Why do I have to pay copyright royalties?

Only the author of an artistic or literary work may reproduce or communicate his or her work or have it reproduced or communicated to the public. Do you want to make a protected work public? Then you have to ask permission and pay a fee to the author (i.e. copyright royalties).

In practice, of course, you do not have to contact each author separately each time you want to use a work. This would make organising a party practically impossible. That is why authors, composers and publishers join an authors' association like Sabam. We manage the copyrights and collect the royalties on behalf of our members.

Sabam also represents the repertoire of its foreign sister associations. Do you want to use a protected work of a foreign artist? If so, you must also obtain permission to do so.

Did you not receive permission and did you therefore not pay any royalties for the performance of a protected work? Then we consider the public performance of the work to be unlawful.

There are, however, a number of exceptions. For example, you do not have to pay royalties for:

- music of which the surviving author or composer died more than seventy years ago;

- works that you use as educational material;

- private performances within the family circle that meet these conditions:

1. It concerns a performance;

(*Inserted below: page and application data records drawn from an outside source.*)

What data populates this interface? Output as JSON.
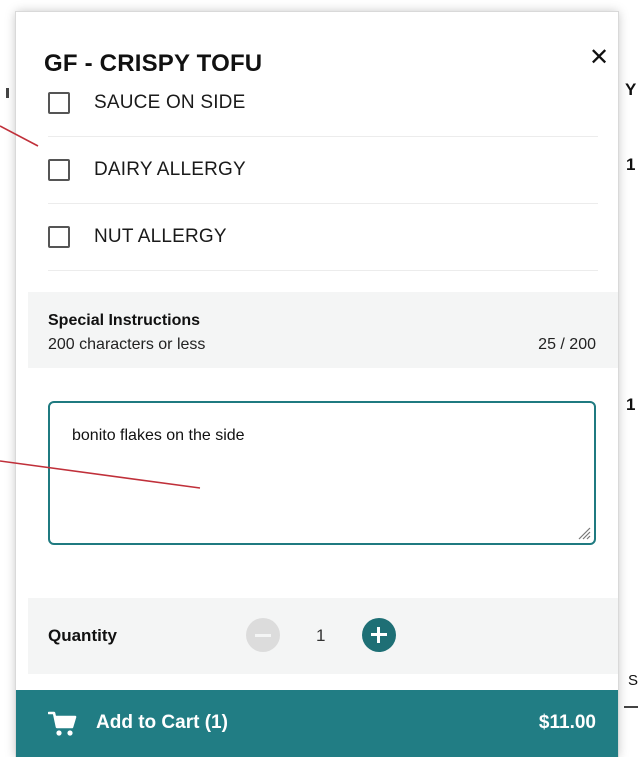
{
  "modal": {
    "title": "GF - CRISPY TOFU",
    "close_glyph": "✕"
  },
  "options": [
    {
      "label": "SAUCE ON SIDE",
      "checked": false
    },
    {
      "label": "DAIRY ALLERGY",
      "checked": false
    },
    {
      "label": "NUT ALLERGY",
      "checked": false
    }
  ],
  "instructions": {
    "heading": "Special Instructions",
    "subtext": "200 characters or less",
    "counter": "25 / 200",
    "value": "bonito flakes on the side"
  },
  "quantity": {
    "label": "Quantity",
    "value": "1"
  },
  "cart": {
    "label": "Add to Cart (1)",
    "total": "$11.00"
  },
  "icons": {
    "close": "close-icon",
    "cart": "shopping-cart-icon",
    "minus": "minus-circle-icon",
    "plus": "plus-circle-icon"
  },
  "colors": {
    "accent": "#217d84",
    "annotation": "#c0303a"
  },
  "background_page": {
    "glyphs": [
      "Y",
      "1",
      "1",
      "S"
    ]
  }
}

2. The performance is free of charge (no entrance fee);

3. It takes place in the family circle.